■ **WORK INSTRUCTIONS**
Your answer should hold every line of the records below that contains the string "JSON".

[Dataset items]
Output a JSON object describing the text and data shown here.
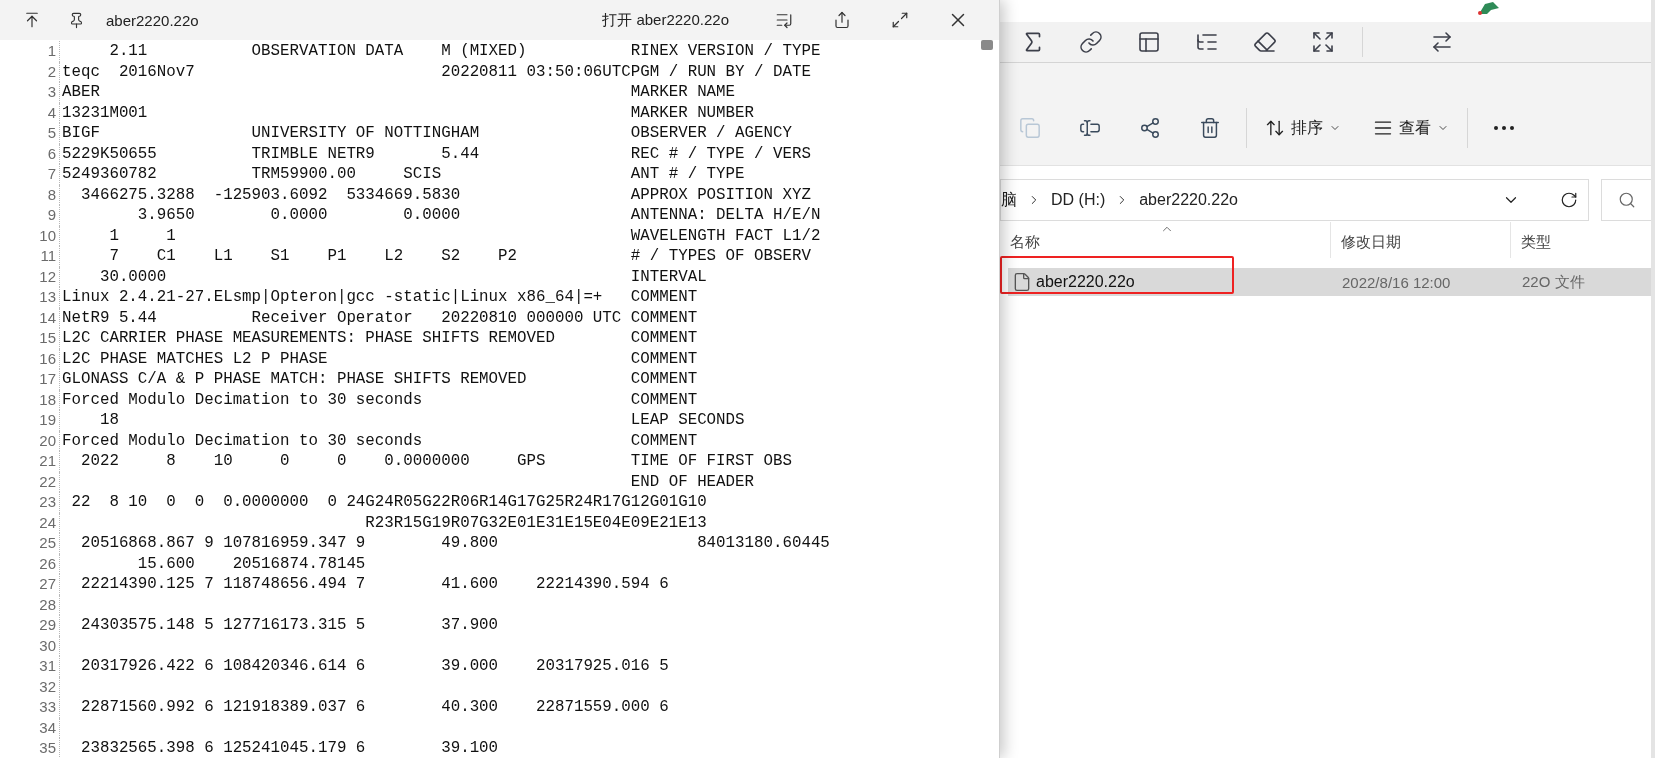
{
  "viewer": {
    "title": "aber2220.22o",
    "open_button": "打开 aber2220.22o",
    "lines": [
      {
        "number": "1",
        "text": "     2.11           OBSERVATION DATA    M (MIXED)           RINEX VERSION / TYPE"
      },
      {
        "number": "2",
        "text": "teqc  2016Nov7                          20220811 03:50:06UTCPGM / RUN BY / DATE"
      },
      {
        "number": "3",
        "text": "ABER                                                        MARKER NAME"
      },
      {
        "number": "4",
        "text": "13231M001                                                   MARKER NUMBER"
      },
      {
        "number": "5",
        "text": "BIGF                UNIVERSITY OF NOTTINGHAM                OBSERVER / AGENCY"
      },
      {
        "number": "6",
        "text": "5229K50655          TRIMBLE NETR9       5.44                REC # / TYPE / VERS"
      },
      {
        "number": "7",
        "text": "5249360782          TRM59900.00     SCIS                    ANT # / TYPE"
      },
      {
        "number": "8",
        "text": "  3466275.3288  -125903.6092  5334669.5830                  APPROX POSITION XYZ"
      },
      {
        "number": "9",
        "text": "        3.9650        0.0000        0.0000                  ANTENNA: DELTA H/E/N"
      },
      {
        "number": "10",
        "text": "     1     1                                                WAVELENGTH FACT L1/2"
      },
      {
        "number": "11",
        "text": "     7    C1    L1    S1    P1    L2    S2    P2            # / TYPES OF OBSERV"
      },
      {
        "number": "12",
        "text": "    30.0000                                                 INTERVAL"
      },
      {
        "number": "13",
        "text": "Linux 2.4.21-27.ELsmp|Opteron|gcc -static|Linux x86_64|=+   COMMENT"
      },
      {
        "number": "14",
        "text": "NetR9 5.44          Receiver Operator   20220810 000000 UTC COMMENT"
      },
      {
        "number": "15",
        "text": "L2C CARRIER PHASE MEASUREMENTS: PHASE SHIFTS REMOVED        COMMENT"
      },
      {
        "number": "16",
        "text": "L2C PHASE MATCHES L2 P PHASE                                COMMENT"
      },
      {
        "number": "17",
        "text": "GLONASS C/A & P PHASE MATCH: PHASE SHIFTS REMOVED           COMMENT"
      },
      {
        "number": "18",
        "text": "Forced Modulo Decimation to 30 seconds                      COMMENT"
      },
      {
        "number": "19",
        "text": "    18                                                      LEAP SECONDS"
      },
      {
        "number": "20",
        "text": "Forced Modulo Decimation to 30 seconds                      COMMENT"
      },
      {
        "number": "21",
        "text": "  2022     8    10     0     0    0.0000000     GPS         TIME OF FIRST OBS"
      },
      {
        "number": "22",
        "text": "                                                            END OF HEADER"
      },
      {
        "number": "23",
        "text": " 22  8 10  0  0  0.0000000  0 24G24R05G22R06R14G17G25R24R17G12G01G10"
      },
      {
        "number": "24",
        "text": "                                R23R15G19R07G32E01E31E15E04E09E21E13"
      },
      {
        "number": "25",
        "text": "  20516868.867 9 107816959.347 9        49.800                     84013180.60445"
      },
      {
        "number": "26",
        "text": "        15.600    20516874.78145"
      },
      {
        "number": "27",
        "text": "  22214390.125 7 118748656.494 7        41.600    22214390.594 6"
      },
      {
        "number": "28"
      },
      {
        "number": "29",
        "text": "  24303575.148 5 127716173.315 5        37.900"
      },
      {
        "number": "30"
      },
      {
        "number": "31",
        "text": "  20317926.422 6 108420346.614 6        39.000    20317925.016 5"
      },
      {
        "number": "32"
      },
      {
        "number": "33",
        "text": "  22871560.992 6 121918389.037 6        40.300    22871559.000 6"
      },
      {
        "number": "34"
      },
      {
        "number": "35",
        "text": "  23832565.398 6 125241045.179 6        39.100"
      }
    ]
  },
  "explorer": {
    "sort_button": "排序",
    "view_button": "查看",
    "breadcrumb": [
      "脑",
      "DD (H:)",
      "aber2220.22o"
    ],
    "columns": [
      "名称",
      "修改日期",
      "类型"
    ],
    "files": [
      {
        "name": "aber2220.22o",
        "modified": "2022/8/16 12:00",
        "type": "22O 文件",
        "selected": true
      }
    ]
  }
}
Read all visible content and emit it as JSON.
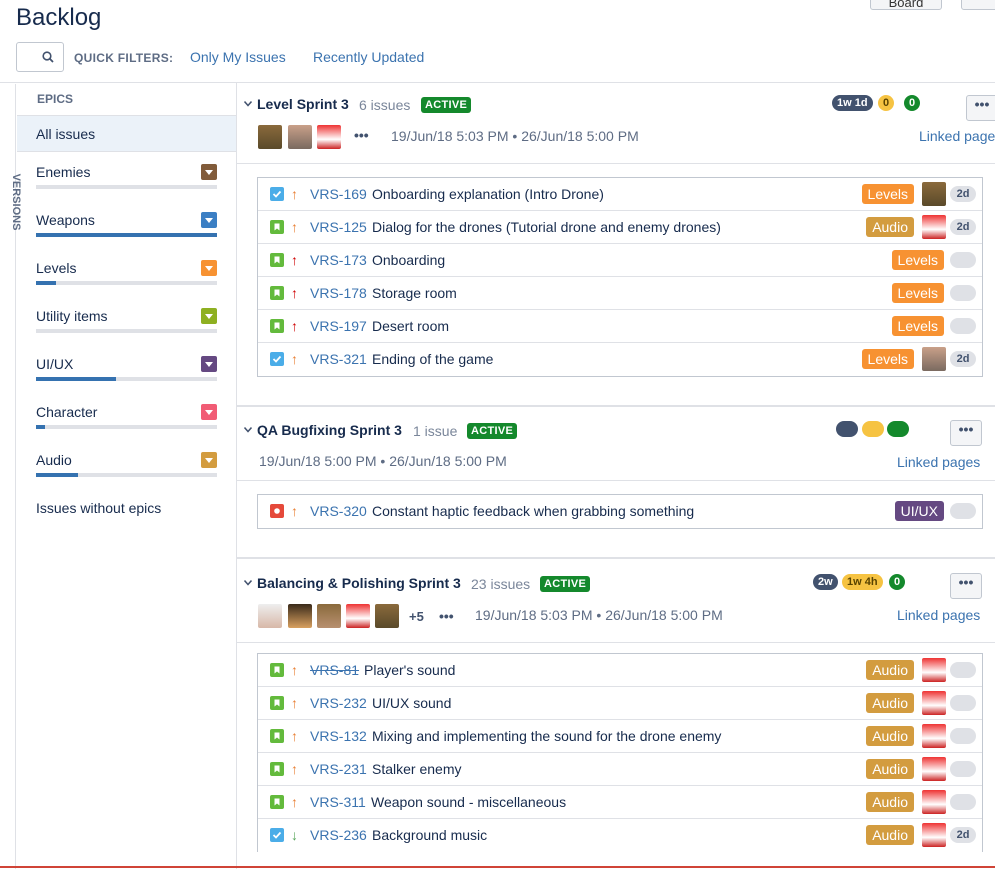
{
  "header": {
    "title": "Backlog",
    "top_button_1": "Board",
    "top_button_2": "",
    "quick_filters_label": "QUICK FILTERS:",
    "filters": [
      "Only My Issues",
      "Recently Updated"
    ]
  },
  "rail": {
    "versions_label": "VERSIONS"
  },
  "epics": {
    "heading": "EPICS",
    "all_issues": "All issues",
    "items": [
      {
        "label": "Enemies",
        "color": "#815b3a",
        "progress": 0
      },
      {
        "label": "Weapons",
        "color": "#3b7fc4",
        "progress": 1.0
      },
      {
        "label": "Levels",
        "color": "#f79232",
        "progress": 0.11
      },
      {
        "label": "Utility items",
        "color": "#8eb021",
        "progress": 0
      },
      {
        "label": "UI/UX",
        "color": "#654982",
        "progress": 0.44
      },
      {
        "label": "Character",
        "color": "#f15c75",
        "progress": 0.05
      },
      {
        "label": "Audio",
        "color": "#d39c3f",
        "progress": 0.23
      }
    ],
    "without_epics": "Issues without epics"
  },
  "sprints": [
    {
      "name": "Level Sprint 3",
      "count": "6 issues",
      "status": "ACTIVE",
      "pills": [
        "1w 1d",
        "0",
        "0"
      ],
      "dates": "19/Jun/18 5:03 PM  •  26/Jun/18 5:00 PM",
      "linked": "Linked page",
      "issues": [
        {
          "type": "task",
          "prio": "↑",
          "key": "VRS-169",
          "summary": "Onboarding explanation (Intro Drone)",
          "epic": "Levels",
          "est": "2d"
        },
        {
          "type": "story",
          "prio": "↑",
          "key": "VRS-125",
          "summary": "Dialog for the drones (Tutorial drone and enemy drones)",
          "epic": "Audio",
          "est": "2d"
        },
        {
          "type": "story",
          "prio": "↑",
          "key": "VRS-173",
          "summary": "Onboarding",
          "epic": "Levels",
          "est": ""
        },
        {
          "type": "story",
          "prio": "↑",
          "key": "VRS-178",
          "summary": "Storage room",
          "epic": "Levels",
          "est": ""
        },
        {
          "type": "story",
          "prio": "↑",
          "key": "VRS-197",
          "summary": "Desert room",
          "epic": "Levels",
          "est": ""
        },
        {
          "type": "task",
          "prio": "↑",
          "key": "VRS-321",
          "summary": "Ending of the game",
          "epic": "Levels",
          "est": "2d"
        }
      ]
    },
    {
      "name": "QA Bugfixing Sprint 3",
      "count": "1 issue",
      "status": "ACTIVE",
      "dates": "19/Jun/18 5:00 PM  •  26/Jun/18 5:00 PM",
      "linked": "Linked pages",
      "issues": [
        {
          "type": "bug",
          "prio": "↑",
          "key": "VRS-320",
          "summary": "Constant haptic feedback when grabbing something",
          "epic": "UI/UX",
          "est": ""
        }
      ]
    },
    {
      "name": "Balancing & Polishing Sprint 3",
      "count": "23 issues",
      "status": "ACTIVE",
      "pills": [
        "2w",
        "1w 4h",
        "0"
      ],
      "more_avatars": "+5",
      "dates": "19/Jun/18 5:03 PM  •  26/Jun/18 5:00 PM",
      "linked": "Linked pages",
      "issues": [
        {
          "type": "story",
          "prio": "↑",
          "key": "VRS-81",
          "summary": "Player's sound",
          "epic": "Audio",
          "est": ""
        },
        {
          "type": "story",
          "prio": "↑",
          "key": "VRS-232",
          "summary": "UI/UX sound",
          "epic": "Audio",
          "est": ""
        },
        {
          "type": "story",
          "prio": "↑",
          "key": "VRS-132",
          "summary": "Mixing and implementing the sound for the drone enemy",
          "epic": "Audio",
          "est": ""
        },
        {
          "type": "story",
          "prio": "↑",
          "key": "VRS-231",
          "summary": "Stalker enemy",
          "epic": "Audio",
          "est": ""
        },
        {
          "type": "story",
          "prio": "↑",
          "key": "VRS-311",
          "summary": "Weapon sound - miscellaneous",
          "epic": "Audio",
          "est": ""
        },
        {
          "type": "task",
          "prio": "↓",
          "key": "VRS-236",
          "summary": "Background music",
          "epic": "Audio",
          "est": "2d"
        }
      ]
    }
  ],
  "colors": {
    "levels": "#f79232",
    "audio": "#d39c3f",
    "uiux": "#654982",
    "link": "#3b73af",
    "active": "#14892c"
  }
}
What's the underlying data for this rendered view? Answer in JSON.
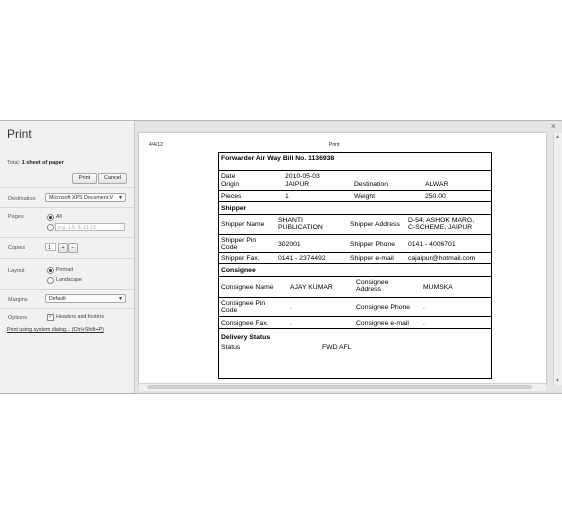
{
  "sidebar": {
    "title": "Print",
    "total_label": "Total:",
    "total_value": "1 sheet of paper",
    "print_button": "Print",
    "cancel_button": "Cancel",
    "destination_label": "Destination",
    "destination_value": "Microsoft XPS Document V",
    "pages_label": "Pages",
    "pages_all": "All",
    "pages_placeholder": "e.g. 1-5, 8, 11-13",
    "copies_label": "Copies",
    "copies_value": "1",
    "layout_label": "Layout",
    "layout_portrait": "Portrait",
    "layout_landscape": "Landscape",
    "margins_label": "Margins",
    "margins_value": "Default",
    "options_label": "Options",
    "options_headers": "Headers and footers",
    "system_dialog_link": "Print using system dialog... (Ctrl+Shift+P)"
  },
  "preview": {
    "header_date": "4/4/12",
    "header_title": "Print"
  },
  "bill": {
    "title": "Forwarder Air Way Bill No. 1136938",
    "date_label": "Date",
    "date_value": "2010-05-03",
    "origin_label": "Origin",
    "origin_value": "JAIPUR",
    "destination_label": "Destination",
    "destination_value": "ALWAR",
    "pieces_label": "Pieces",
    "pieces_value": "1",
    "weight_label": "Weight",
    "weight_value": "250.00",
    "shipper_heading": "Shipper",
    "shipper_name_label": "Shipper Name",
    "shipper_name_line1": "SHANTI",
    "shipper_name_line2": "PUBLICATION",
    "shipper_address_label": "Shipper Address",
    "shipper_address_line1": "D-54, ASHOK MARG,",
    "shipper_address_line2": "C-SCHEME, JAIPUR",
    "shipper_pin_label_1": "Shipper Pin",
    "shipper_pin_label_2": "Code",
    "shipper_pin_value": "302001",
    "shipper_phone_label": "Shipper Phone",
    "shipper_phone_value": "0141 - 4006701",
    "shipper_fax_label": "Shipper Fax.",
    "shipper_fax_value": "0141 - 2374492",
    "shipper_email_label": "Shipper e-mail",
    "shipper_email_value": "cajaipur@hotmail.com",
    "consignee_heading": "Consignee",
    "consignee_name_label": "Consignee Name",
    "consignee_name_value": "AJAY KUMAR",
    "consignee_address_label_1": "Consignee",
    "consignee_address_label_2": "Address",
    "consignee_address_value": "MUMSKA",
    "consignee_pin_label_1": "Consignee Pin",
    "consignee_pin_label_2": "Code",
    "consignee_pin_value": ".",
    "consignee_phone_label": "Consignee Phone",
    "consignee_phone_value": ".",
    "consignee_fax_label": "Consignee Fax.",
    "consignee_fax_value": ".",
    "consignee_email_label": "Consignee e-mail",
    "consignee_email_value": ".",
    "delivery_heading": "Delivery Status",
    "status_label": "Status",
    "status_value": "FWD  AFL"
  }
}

■ **OUTPUT BELOW**
Output a JSON object describing the text and data shown here.
Read all visible content and emit it as JSON.
What's the underlying data for this rendered view? Answer in JSON.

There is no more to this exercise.